◆ Task to carry out
Within the entries below, find every line that has the string "cypress", then copy it.

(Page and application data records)
::::

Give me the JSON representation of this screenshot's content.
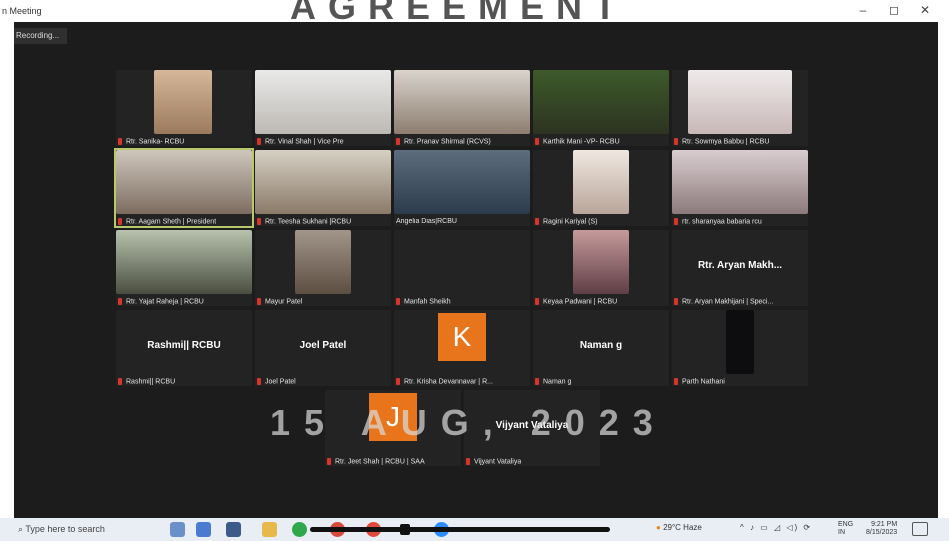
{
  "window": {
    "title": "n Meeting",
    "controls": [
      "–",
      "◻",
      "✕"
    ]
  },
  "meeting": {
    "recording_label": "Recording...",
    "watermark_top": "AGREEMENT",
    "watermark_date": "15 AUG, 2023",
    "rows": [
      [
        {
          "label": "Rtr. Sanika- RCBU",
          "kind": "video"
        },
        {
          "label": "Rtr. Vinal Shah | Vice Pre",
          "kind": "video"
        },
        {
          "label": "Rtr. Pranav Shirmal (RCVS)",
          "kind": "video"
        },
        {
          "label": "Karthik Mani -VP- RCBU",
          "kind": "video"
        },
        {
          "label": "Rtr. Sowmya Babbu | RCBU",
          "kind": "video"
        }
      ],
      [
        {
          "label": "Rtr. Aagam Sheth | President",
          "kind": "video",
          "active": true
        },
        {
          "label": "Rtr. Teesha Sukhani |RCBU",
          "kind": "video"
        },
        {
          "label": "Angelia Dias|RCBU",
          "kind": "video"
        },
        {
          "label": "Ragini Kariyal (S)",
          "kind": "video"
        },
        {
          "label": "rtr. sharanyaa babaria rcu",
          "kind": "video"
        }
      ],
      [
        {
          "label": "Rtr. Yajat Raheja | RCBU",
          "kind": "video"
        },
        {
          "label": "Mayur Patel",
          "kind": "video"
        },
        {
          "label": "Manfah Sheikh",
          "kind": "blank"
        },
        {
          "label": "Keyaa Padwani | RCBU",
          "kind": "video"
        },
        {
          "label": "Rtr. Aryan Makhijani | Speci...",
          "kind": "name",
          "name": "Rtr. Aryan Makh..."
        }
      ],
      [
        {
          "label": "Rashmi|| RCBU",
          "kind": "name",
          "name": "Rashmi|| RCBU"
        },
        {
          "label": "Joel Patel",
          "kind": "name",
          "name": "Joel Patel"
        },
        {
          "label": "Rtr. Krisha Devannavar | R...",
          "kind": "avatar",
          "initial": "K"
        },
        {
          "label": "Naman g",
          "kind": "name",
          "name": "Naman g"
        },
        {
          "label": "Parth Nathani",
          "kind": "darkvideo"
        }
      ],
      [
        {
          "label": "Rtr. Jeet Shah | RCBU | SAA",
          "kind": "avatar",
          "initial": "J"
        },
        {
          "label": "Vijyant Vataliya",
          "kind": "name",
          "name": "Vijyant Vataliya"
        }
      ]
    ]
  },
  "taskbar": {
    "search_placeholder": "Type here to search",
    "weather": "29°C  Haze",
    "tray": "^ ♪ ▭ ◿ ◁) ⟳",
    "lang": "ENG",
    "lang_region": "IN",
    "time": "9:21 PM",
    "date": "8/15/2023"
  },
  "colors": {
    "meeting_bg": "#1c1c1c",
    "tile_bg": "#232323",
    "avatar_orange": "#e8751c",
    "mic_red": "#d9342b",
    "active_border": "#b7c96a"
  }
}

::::

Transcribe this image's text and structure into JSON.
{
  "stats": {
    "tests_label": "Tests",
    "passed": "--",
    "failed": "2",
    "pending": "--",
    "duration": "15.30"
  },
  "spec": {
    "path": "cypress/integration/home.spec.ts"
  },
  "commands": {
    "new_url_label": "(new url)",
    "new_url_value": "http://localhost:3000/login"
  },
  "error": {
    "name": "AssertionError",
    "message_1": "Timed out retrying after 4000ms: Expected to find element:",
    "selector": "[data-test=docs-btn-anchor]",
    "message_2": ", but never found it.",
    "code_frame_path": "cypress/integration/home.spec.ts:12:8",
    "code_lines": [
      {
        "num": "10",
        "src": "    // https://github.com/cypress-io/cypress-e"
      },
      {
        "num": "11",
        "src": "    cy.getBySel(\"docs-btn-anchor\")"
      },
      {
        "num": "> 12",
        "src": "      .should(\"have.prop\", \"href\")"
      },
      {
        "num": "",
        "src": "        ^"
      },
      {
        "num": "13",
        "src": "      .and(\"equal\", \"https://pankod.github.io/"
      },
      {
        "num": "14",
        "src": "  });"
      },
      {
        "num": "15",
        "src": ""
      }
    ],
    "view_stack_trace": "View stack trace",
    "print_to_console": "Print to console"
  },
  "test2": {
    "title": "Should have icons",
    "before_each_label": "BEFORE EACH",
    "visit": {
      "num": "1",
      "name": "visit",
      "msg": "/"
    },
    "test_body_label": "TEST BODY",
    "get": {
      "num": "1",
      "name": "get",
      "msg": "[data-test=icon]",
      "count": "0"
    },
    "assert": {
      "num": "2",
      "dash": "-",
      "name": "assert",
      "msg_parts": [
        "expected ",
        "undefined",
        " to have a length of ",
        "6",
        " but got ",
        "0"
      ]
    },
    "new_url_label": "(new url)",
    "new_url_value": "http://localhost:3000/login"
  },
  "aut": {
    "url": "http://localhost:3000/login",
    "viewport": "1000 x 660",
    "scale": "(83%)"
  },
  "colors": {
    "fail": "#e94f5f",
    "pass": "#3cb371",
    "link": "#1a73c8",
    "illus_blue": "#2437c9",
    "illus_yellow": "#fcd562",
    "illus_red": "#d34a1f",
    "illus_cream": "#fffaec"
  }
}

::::

◆ Answer below
    "path": "cypress/integration/home.spec.ts"
    "code_frame_path": "cypress/integration/home.spec.ts:12:8",
        "src": "    // https://github.com/cypress-io/cypress-e"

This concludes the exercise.